With a greater emphasis on
electronic medical records (EMR), more and more physicians and health care
providers are relying on the EMR to perform their coding for them.
It may seem
an obvious choice for providers who have made a substantial investment in technology
and hope to recoup some of that by having that technology code for their
practices however greater use has resulted in some disturbing findings when it
comes to coding through the EMR.
What you need to consider...
Planning for and
implementing and EMR should take between 6 to 12 months. After that full
implementation can take another 12 to 18 months. EMR vendors want to make a
sale, and they often under-estimate the planning and training that any one
specific practice needs.
Without planning and implementation specific to YOUR practice and your

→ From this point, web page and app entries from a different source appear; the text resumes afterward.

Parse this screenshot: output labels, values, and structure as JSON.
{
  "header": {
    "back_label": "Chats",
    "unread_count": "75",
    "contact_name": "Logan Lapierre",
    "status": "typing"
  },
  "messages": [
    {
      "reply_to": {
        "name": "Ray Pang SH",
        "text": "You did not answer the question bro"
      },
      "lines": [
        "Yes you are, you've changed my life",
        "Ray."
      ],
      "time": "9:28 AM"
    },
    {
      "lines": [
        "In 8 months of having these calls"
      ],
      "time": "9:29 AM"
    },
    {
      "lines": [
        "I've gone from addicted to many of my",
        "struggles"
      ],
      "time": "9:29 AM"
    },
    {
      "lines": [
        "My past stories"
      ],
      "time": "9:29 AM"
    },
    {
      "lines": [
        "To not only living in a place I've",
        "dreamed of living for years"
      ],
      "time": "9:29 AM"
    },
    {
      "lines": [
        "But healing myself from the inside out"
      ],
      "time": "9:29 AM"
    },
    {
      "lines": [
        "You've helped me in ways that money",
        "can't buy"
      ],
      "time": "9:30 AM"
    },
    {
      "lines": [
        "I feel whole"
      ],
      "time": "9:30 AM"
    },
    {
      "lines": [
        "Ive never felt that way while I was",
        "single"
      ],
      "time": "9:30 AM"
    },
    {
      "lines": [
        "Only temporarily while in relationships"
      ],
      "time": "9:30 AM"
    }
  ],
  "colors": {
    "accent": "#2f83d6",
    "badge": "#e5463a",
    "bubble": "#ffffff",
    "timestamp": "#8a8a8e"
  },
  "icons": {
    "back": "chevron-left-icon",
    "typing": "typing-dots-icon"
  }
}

specialty, your practice may be relying on standard templates, or templates
that were hastily set-up and not appropriately tested against a “real live
Studies have shown that when
an EMR system’s documentation features are improperly used, you actually increase
your risk of an audit.
The risks of audit increase due to systems that are set-up with “cut and paste”
options for documentation, systems that automatically assign a “negative
finding” to and ROS, PFSH or HPI box that is not completed, and of course
systems that auto-fill any areas of the template.
According to an article in Part B News,
the “proliferation” of EMR systems “allows easier documentation,” thereby justifying
higher E/M levels. It is likely Medicare may target these code levels for an
audit sooner rather than later.
Many vendors will claim that the EMR will ‘code’ for you.
They may also infer or even outright claim that EMR coding will help your
practice make more money. Remember…”If it sounds too good to be true, it
sure that you and your practice colleagues understand the logic behind your EMR’s
code calculator. Often the algorithm for the medical decision-making (MDM) component
of the E & M coder is simply incorrect, resulting in suggested code levels
that don’t match the documentation and can put your practice at risk.
out your specific specialty practice management journals. In each one, you will
find reports of practices who have found that their high level E & M codes
increased after implementation of their EMR.
In some cases, this shift in the
standard bell curve has resulted in insurance audits with findings showing that
the codes were too high for the documentation in the EMR. In other cases, practices
have been more pro-active in light of these E & M code “improvements” and
they decided on an audit in which the inaccuracies were confirmed, allowing the
practice to have their billers override the suggested code(s) and bill the
OIG 2012 Work Plan Includes Review of EMR/EHR
The 2012 US OIG Work Plan includes
direction to review EMR/EHR systems due to concerns over system up code
selection, cloning of patient data on subsequent visits, and auto population or
“auto fill” features. Audits have shown electronic charts with data pulled
forward without updates by the physician, histories auto populated without
evidence the work was actually performed and charts where EMR/EHR systems have
up coded based on history and exam elements without the proper medical necessity.
99214 is currently the most audited code due to this systematic up coding.